Monday, February 27, 2023

Charts of the Day: No Oomf From Volume

In last Friday's video commentary I suggested that the then selloff lacked some potential to break key technical support based on an utter lack of volume.

Well, if a lack of volume diminished the probability that last week's selloff contained sustainable downside oomf, the same so far today must therefore (for the moment) diminish the probability that today's rally contains sustainable upside oomf... Although there's a compelling case to be made for a notable technical bounce given critical support levels maintained last week.

The dotted line represents today's trajectory of SP500 total volume, the solid lines represent 5, 10 and 20 day average volume:

Now, the task is to see if there's a trend... One way to do that is to consider "on-balance volume." Which draws a line that accumulates volume based on total shares traded on up and down days... I.e., the line moves to the extent of total volume in the direction of the index's close vs the open: When the SP500 is down, the line moves downward to reflect all of the day's volume, and vice versa... 

Note that while all indicators are imperfect, this one, over shorter periods in particular, is expressly so; in that should, say, the market go from green to red by a mere point during that last 5 minutes of the trading day, all of the volume that day will be credited to the downside, even though the market may have traded up virtually all day... Over extended periods of time,  however, our assessment shows that it indeed has some predictive value.

Note the rising trend in SP500 price (top panel) off of the October low, versus the declining trend in on balance volume (bottom panel)... This would denote greater conviction on the down days vs the up days:

Consider the past couple of years:


  1. Agree! Thanks Marty!
    It is mind-boggling that the Fed allows financial easing to run for this long. So far, data show that inflation is coming back hotter (history repeats itself like the '70). Gas price is on the rise. Rent is either flat or on the rise. If the Fed is really serious about containing inflation, they need to stop talking about disinflation. I have the following opinions with some key dates coming in March:
    1. ISM (3/1. Probably hotter)
    2. February CPI (3/14. Probably hotter)
    3. PPI (3/15. Probably hotter)
    4. FOMC (3/21-3/22. They need to tighten up the screw if they are serious)
    5. Job Report (3/24)
    6. PCE (3/31)

  2. Hi Sam! good stuff! One thing to keep in mind is "base effects." Which reflect the fact that today's inflation prints are % changes from year ago inflation prints... I.e., when the change a year ago for a given month was high, it makes for an easy inflation comp now, as it gets compared to a month when inflation had ramped up... When the change a year ago was low, it makes for a tough inflation comp, as even a relatively small increase shows up as a notable current increase...

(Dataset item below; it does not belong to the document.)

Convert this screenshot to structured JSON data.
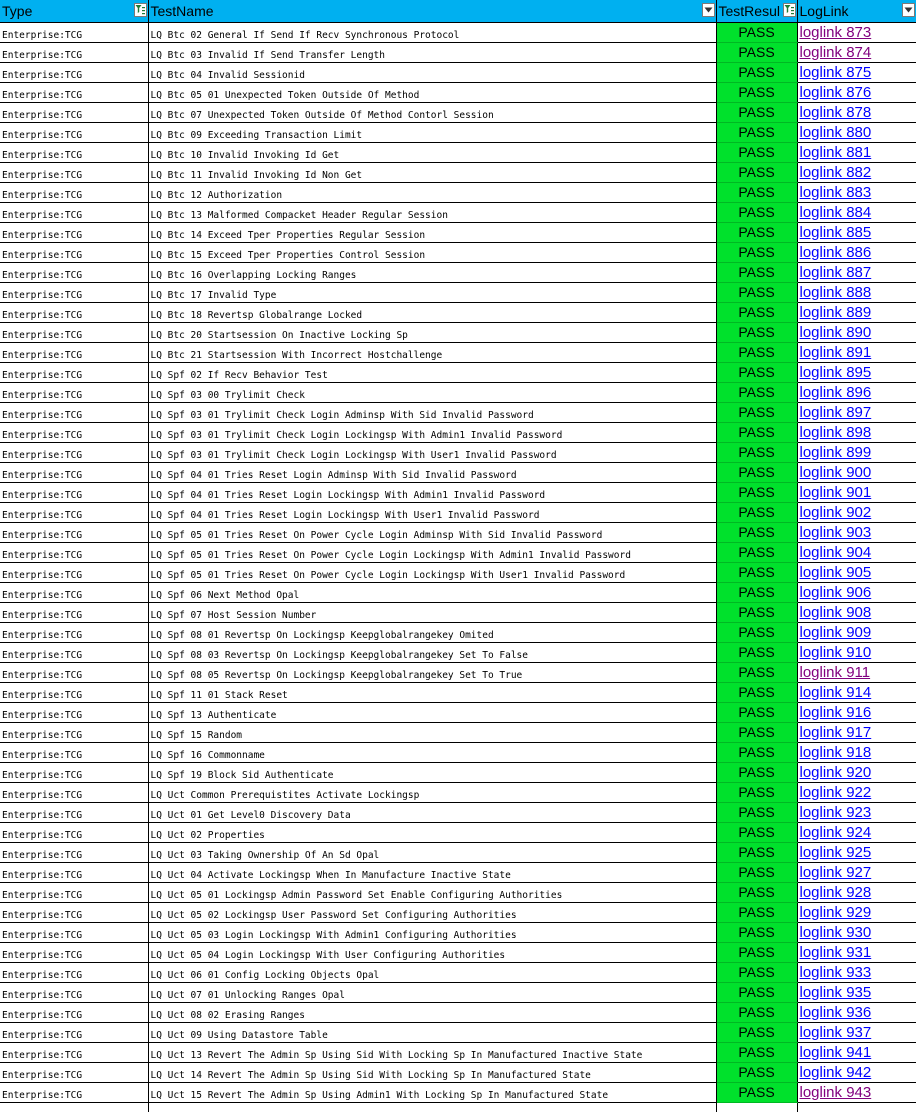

    As it turns out, the next few months (March, April, May and June in particular) make for easy comps; meaning all things equal, inflation will appear to be coming down -- so the increases you anticipate will at least to some degree be offset by these base effects... For the second half of the year, however, the comps get tough; meaning, all things equal, inflation will appear to be coming in hotter... Here's from Forbes on the topic:

    For the first six months of 2022 the monthly increase in the Unadjusted Index was between 1.605 and 4.015 or 0.56% to 1.37% (see table below). This makes for easy compares or the Base Effects helping to lower the inflation rate in the first half of 2023.

    After that the compares are much tougher as the month-to-month readings were two slightly negative readings in July and August, a small increase in September, a slightly larger increase in October and a larger drop in November.

    The average change in the Index the last five months is a positive 0.43 with November’s decline of (0.301) or a negative 0.1%. Note that the Unadjusted Index is not seasonally adjusted vs. a seasonally adjusted month-to-month increase of 0.1% that is also announced in the CPI press release.

    January: 2.346 or 0.84%
    February: 2.568 or 0.91%
    March: 3.788 or 1.34%
    April: 1.605 or 0.56%
    May: 3.187 or 1.10%
    June: 4.015 or 1.37%
    July: (0.035) or (0.01)%
    August: (0.015) or (0.04)%
    September: 0.637 or 0.22%
    October: 1.204 or 0.41%
    November: (0.301) or (0.10)%

  3. Agree! Thanks Marty!
    CPI in the 2nd half of the year will be much higher due to comps (like you said) and also due to China reopening its economy. I think the Fed will have no choice but to continue to increase rate to 6%. We will probably have a mild recession in the 2nd half of the year.